The relationship between tax incentives and human rights obligations in the drive to attract foreign direct investment: Are developing countries in Africa getting it right?
Authors A Titus and T Gutuza
Affiliations: Senior Lecturer in Commercial Law, University of Cape Town; Associate Professor in Commercial Law, University of Cape Town
Source: Acta Juridica, 2018, p. 149 – 182

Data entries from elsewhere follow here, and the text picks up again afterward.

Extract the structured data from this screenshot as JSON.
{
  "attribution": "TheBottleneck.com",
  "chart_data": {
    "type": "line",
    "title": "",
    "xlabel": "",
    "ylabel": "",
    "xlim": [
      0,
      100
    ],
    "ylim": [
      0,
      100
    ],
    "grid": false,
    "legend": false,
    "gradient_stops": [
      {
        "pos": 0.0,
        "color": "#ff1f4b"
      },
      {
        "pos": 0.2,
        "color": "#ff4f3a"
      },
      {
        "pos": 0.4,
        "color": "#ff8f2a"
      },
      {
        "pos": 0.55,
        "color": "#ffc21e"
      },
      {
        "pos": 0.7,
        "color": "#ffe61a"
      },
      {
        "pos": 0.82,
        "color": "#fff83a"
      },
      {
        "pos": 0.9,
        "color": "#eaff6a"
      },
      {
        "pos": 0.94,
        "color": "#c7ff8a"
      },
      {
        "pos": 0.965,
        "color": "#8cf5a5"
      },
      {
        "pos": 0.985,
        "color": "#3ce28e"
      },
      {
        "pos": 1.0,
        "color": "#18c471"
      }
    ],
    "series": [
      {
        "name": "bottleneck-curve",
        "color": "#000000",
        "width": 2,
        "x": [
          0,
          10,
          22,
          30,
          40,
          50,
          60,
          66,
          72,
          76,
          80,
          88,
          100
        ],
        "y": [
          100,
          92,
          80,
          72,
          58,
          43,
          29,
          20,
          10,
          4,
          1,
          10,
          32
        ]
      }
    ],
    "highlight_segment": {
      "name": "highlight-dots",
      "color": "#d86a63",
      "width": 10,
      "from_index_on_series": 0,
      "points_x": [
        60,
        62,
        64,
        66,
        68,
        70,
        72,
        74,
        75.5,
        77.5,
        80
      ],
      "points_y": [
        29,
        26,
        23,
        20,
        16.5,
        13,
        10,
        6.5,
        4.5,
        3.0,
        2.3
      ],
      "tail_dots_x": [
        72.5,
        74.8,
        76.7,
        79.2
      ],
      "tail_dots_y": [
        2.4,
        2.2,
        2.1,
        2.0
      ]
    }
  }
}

Tax incentives are a key feature of the tax policy decisions made in developing countries, notwithstanding the literature expressing doubt as to whether tax incentives are effective in fulfilling their purpose of attracting foreign direct investment (FDI). A concern often raised is that the cost to developing countries of offering tax incentives may be more than the benefits that such tax incentives provide. This essay contributes to this literature by questioning whether developing countries factor in their obligations under the international agreements they have signed when introducing tax incentives. This essay considers several African countries that have signed human rights instruments – such as the International Covenant on Economic, Social and Cultural Rights – and whether the design of the tax incentives these countries offer shows evidence of an awareness of the obligations undertaken under the identified instruments.